What happens to iERA T-Shirts in my hands
- Posted by Maryam Namazie
- On May 31, 2014
- 16 Comments
- CEMB, IERA, Islamism, Jaman, terrorism
The iERA has sent the Council of Ex-Muslims of Britain (CEMB) two T-shirts. You know, the yellow ones which their dawah teams wear on the streets of Britain to hate-preach misogyny and death to apostates, gays, Jews, unveiled women, Muslims who don’t agree with them….
They have sent the T-shirts to prove that anyone can wear them. This is in response to the CEMB’s recent report on the group called Evangelising Hate where we show Ifthekar Jaman in one of their T-shirts doing Dawah.
IIn case you don’t know, Jaman is from Portsmouth and was killed in Syria whilst fighting for a Jihadi group called the Islamic State of Iraq and al-Sham (ISIS), which has engaged in brutal terrorist violence. It seeks to set up an Islamic caliphate in territory that it controls, and its members have engaged in beheadings, amputations and public executions. Shias and Christians have been persecuted by them. ISIS executed a secular Syrian activist for “apostasy”.
Nine months before being killed in Syria, Jaman was participating in an iERA dawah event in Portsmouth city centre.
In a picture posted on his Twitter account on 14 April, Jaman is standing in a group of men, wearing a yellow iERA T-shirt with the slogan ‘Is Life Just a Game?’ He comments under the picture “Us Portsmouth Dawah group & brothers from Newham dawah joined today. Alhamdullilah for shahadahs! Allahu Akbar”.
In their pathetic response to our report, iERA tried to deceptively dissociate themselves from Jaman by saying that anyone could wear their T-shirts, including me.

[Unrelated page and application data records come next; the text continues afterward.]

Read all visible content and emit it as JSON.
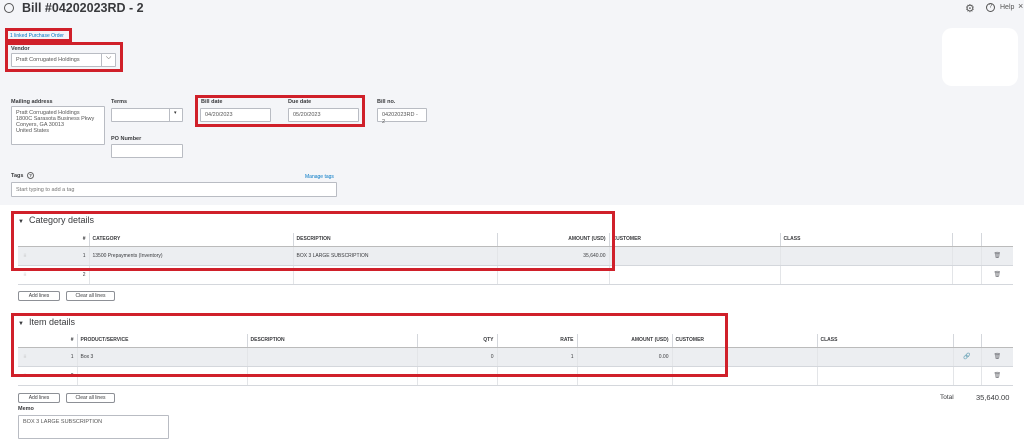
{
  "header": {
    "title": "Bill #04202023RD - 2",
    "help_label": "Help"
  },
  "linked_po": "1 linked Purchase Order",
  "vendor": {
    "label": "Vendor",
    "value": "Pratt Corrugated Holdings"
  },
  "mailing": {
    "label": "Mailing address",
    "lines": [
      "Pratt Corrugated Holdings",
      "1800C Sarasota Business Pkwy",
      "Conyers, GA  30013",
      "United States"
    ]
  },
  "terms": {
    "label": "Terms",
    "value": ""
  },
  "bill_date": {
    "label": "Bill date",
    "value": "04/20/2023"
  },
  "due_date": {
    "label": "Due date",
    "value": "05/20/2023"
  },
  "bill_no": {
    "label": "Bill no.",
    "value": "04202023RD - 2"
  },
  "po_number": {
    "label": "PO Number",
    "value": ""
  },
  "tags": {
    "label": "Tags",
    "placeholder": "Start typing to add a tag",
    "manage_label": "Manage tags"
  },
  "category_details": {
    "title": "Category details",
    "headers": [
      "#",
      "CATEGORY",
      "DESCRIPTION",
      "AMOUNT (USD)",
      "CUSTOMER",
      "CLASS"
    ],
    "rows": [
      {
        "num": "1",
        "category": "13500 Prepayments (Inventory)",
        "description": "BOX 3 LARGE SUBSCRIPTION",
        "amount": "35,640.00",
        "customer": "",
        "class": ""
      },
      {
        "num": "2",
        "category": "",
        "description": "",
        "amount": "",
        "customer": "",
        "class": ""
      }
    ],
    "add_lines": "Add lines",
    "clear_lines": "Clear all lines"
  },
  "item_details": {
    "title": "Item details",
    "headers": [
      "#",
      "PRODUCT/SERVICE",
      "DESCRIPTION",
      "QTY",
      "RATE",
      "AMOUNT (USD)",
      "CUSTOMER",
      "CLASS"
    ],
    "rows": [
      {
        "num": "1",
        "product": "Box 3",
        "description": "",
        "qty": "0",
        "rate": "1",
        "amount": "0.00",
        "customer": "",
        "class": ""
      },
      {
        "num": "2",
        "product": "",
        "description": "",
        "qty": "",
        "rate": "",
        "amount": "",
        "customer": "",
        "class": ""
      }
    ],
    "add_lines": "Add lines",
    "clear_lines": "Clear all lines"
  },
  "total": {
    "label": "Total",
    "value": "35,640.00"
  },
  "memo": {
    "label": "Memo",
    "value": "BOX 3 LARGE SUBSCRIPTION"
  },
  "icons": {
    "history": "history-icon",
    "settings": "gear-icon",
    "help": "help-icon",
    "close": "close-icon",
    "trash": "trash-icon",
    "link": "link-icon",
    "handle": "drag-handle-icon"
  }
}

But sending the T-Shirts to CEMB has once again proven them wrong and confirmed my position that only Islamists, terrorists, and their apologists would wear their T-Shirts. When I get my hands on them, something else happens. Here’s some before and after photos:

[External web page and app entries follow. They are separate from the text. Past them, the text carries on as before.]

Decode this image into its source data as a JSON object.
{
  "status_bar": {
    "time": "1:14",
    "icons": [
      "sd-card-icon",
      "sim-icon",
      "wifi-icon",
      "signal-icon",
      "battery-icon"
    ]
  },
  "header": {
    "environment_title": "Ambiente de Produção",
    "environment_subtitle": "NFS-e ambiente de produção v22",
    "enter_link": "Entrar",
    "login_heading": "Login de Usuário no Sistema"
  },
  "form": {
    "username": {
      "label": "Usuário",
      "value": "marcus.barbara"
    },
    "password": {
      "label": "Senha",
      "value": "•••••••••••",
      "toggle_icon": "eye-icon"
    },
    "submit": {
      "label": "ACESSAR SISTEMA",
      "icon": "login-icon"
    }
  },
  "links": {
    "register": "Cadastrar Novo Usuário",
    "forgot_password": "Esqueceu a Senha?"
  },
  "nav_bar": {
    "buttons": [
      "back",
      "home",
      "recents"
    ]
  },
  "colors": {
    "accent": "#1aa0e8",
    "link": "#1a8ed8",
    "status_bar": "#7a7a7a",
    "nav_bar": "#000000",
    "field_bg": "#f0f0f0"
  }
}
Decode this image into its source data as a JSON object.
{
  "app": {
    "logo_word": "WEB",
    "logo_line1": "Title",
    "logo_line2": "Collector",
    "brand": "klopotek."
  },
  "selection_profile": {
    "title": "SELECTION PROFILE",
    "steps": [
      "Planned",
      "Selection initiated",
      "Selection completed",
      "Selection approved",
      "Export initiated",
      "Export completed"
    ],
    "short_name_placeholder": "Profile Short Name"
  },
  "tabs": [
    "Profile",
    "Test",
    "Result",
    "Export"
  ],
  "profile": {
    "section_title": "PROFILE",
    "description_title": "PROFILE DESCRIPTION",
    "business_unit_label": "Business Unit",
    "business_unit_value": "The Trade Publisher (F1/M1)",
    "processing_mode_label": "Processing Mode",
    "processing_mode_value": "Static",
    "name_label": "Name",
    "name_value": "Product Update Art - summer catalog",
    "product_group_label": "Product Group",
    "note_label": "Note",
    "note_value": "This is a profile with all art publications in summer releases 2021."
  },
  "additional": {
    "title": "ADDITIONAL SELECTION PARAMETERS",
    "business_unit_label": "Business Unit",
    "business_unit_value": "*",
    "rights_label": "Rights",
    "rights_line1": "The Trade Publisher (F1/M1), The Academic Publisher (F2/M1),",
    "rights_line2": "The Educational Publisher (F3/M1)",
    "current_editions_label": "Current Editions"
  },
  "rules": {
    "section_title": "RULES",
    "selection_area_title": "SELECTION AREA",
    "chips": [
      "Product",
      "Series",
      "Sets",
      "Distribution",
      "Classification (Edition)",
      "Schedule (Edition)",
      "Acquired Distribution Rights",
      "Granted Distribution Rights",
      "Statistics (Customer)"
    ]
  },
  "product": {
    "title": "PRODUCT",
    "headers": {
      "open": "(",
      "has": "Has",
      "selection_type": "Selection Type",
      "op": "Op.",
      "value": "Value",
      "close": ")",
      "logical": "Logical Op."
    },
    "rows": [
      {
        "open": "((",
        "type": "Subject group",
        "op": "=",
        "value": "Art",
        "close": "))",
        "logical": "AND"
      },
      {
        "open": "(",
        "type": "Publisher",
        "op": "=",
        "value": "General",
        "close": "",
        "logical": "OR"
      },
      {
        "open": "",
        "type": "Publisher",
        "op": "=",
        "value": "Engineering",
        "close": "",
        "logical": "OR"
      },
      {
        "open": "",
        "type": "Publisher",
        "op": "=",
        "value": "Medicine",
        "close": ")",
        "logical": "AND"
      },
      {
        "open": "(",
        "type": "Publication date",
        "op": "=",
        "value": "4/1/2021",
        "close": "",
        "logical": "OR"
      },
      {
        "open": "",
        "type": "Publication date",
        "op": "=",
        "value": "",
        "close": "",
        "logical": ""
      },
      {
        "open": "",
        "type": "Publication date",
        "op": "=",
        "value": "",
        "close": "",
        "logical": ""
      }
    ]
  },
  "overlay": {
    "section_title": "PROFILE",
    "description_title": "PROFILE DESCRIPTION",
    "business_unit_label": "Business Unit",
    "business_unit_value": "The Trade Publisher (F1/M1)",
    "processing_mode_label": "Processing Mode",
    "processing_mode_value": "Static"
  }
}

iERA T-Shirt before I get my hands on them
iERA T-Shirt after I get my hands on them:
I will leave the intentions of a group preaching the death of apostates (by beheading no less as it is “painless”) sending unmarked post to those it wishes dead to the readers of this post. Needless to say, as I have written earlier, the iERA’s charity status is the least of our worries.

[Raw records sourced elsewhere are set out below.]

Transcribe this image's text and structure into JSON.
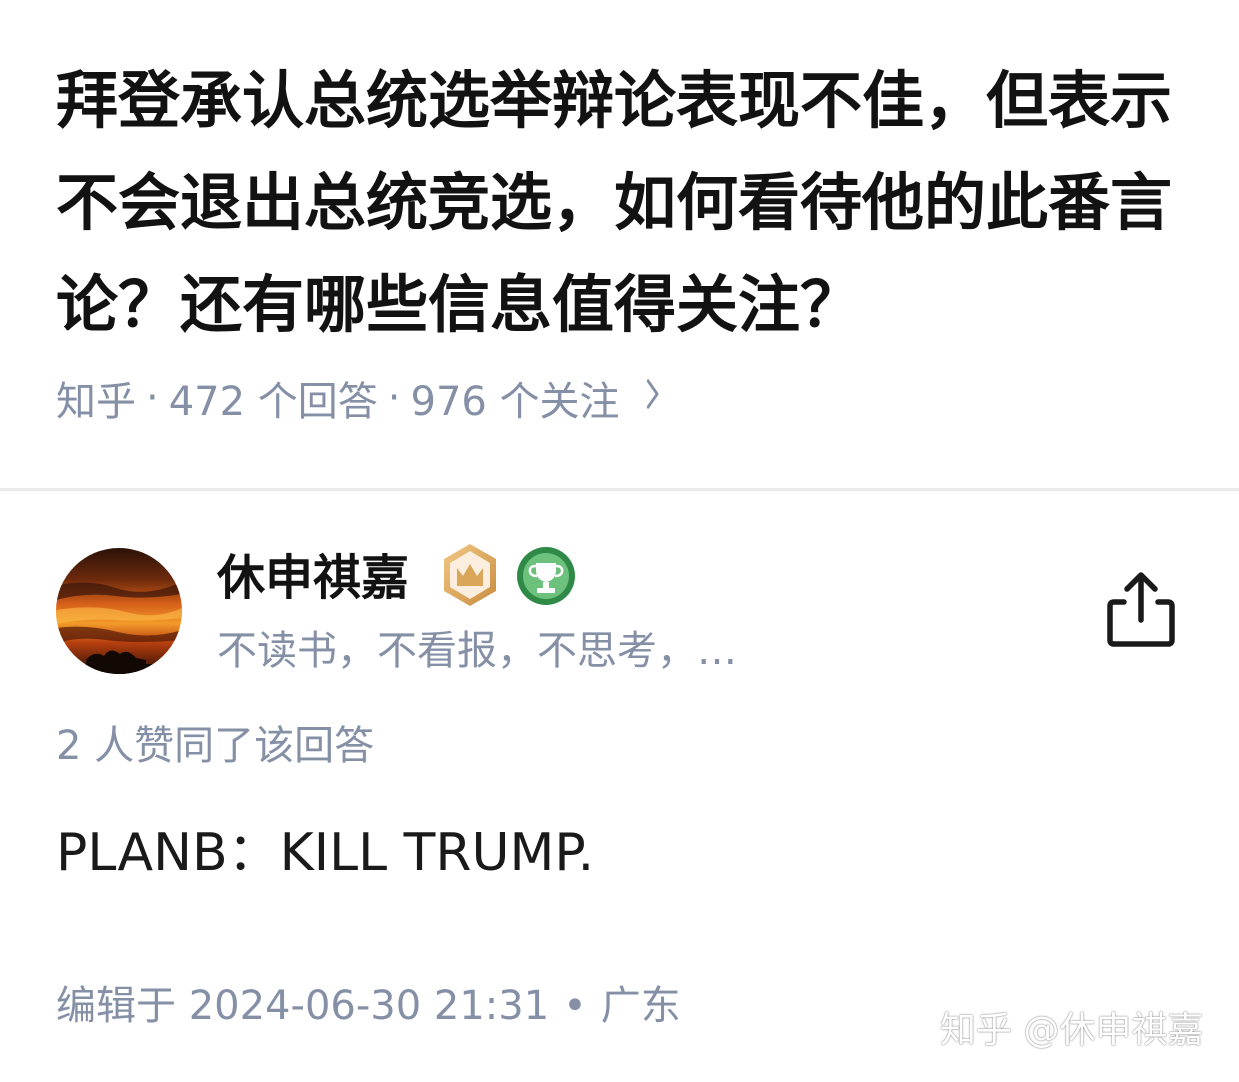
{
  "question": {
    "title": "拜登承认总统选举辩论表现不佳，但表示不会退出总统竞选，如何看待他的此番言论？还有哪些信息值得关注？",
    "source": "知乎",
    "answers_count": "472 个回答",
    "followers_count": "976 个关注",
    "separator": "·",
    "chevron_icon": "chevron-right-icon"
  },
  "author": {
    "name": "休申祺嘉",
    "bio": "不读书，不看报，不思考，…",
    "avatar_icon": "sunset-avatar",
    "badges": [
      "crown-badge-icon",
      "trophy-badge-icon"
    ]
  },
  "answer": {
    "vote_text": "2 人赞同了该回答",
    "content": "PLANB：KILL TRUMP.",
    "edit_prefix": "编辑于 2024-06-30 21:31",
    "dot": "•",
    "location": "广东"
  },
  "watermark": "知乎 @休申祺嘉",
  "colors": {
    "title": "#121212",
    "meta": "#8590a6",
    "divider": "#ebebeb",
    "crown_badge": "#d9a65a",
    "trophy_badge": "#3e9b55"
  }
}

Revoking its charitable status should be a first step in further investigation of this organisation and its links to terrorism.